The achievements of Professor Theodore Moustakas (ECE), associate head of the Division of Materials Science & Engineering, are legion. He is perhaps best known for pioneering the nucleation steps for the growth of gallium nitride on sapphire and other substrates, an essential process for the manufacture of blue LEDs, which are widely used in solid state lighting applications; and for developing highly-efficient, deep ultraviolet (UV) LEDs, which are expected to provide environmentally friendly water and air purification.
On March 3, Moustakas discussed the primary focus of his research—the fabrication of nitride semiconductors for high-performance visible and UV LEDs—in the 2011 College of Engineering Distinguished Scholar Lecture, “Nitride Semiconductors and their Applications to Solid State Lighting and Water/Air Purification.” Speaking at the Trustee Center Ballroom, he addressed students, faculty and researchers from throughout the Boston University academic community and other Boston-area research institutions.
A professor in the ECE Department for more than 20 years, Moustakas has had a significant impact on his field, through 25 patents, hundreds of invited talks and journal papers, eight co-edited books and 7,000 citations in research literature. Recently selected as the 2010 Molecular Beam Epitaxy (MBE) Innovator Award, he has been named a Fellow of the American Physical Society and Electrochemical Society.

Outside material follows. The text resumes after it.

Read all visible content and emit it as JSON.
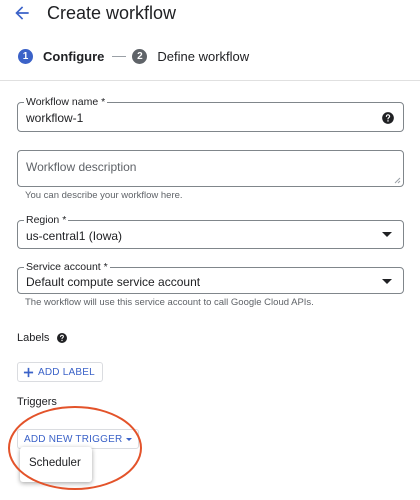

“What an extraordinary volume of incredible and creative work by Ted,” said Dean Kenneth R. Lutchen, acknowledging not only Moustakas’ significant research achievements but also his leading role in propelling the ECE Department’s PhD program into the nation’s top-ranked programs, putting the MSE Division on the national map and helping establish BU as a national center of photonics research. “Ted is really an icon of excellence and impact, and incredible dedication to Boston University.”
Nitride Semiconductors and Their Applications

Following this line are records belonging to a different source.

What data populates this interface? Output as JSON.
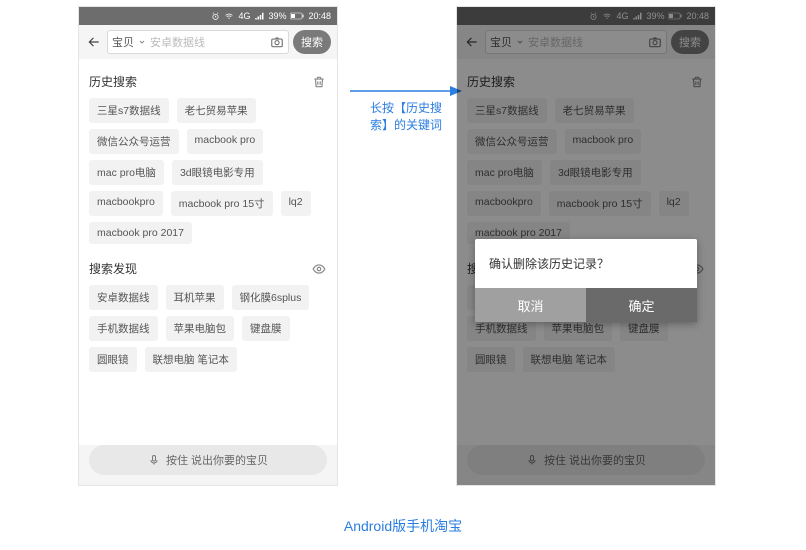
{
  "status": {
    "battery": "39%",
    "time": "20:48",
    "net": "4G"
  },
  "search": {
    "category": "宝贝",
    "placeholder": "安卓数据线",
    "button": "搜索"
  },
  "history": {
    "title": "历史搜索",
    "items": [
      "三星s7数据线",
      "老七贸易苹果",
      "微信公众号运营",
      "macbook pro",
      "mac pro电脑",
      "3d眼镜电影专用",
      "macbookpro",
      "macbook pro 15寸",
      "lq2",
      "macbook pro 2017"
    ]
  },
  "discover": {
    "title": "搜索发现",
    "items": [
      "安卓数据线",
      "耳机苹果",
      "钢化膜6splus",
      "手机数据线",
      "苹果电脑包",
      "键盘膜",
      "圆眼镜",
      "联想电脑 笔记本"
    ]
  },
  "voice": {
    "label": "按住 说出你要的宝贝"
  },
  "dialog": {
    "message": "确认删除该历史记录？",
    "cancel": "取消",
    "ok": "确定"
  },
  "annotation": {
    "text1": "长按【历史搜",
    "text2": "索】的关键词"
  },
  "caption": "Android版手机淘宝"
}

“I am humbled to come here and talk to you about solid state lighting,” said Moustakas. “I was born in a small village in Greece, and I would study my school books using a lantern that burned oil.”
Moustakas observed that nitride semiconductors such as indium, gallium and aluminum nitride cover the entire range of the electromagnetic spectrum, from the infrared to the deep UV; and exhibit high thermal conductivity, chemical resistance, radiation-hardness, and other properties that make them suitable for a wide range of applications.
These include existing devices and technologies such as photovoltaic solar cells, biological and chemical detectors, full-color displays, optical recording lasers, high-temperature and high-power electronics, visible and UV lasers—as well as emerging LED-based applications such as solid state lighting for general illumination and water, air and surface sterilization.
White-Light LEDs for General Illumination
Providing the same light for less than half the energy required by a compact fluorescent bulb and lasting up to 100,000 hours, a high-quality white-light LED would reduce U.S. energy costs by up to $20 billion and carbon dioxide emissions by 150 million tons annually, but today’s white-light LEDs are inadequate for use in general lighting applications, Moustakas noted.
To produce white light that you can read by, blue, green and red LEDs must be combined—and making green LEDs is very inefficient and costly. Moustakas’s group has made significant progress in resolving this “green gap” by developing semiconductor particles called quantum dots that exhibit unique properties.
“The Department of Energy projects that by 2020 LED’s will produce approximately 150-200 lumens per watt and replace all other light sources for general illumination,” said Moustakas.
UV LEDs for Water/Air Purification
Dividing the ultraviolet spectrum, which extends from 10 to 400 nanometers of radiation frequency, into four domains, Moustakas called special attention to LEDs that emit light in the UV-C range (200-290 nm).
“UV-C radiation can damage microorganisms’ DNA, and we can use this radiation for water, air and surface decontamination, for example, in hospitals,” said Moustakas. “This radiation can also be used to detect chemical and biological substances, which has both medical and security implications.”
Nucleic acids in DNA and RNA absorb UV radiation from the 240-290 nm range, with peak absorption at 266 nm, he explained. A UV light source at 266 nm would prevent a microorganism’s DNA and RNA from replicating, thereby killing it.
“Recently, the U.S. Environmental Protection Agency has recommended UV-radiation as the most sound technology to inactivate pathogenic microorganisms—instead of chlorination—in public water supplies,” said Moustakas, noting that approximately 2,000 UV drinking water treatment systems exist in Europe, and 1,000 in the U.S.
Current UV-LEDs are energy-inefficient, but Moustakas’s group has produced aluminum gallium nitride alloys that promise to significantly improve UV-LED performance.
Moustakas also described some of his research group’s many scientific contributions to the development of high-performance nitride semiconductors, including progress in growing nitride semiconductors using sophisticated methods such as an atom-by-atom assembly technique called molecular beam epitaxy.
Initiated in 2008, the annual Distinguished Scholar Lecture Series honors a senior faculty member engaged in outstanding, high-impact research at the College of Engineering. The previous three recipients are Professors Irving Bigio (BME,ECE), John Baillieul (ECE, ME) and Malvin Teich (ECE).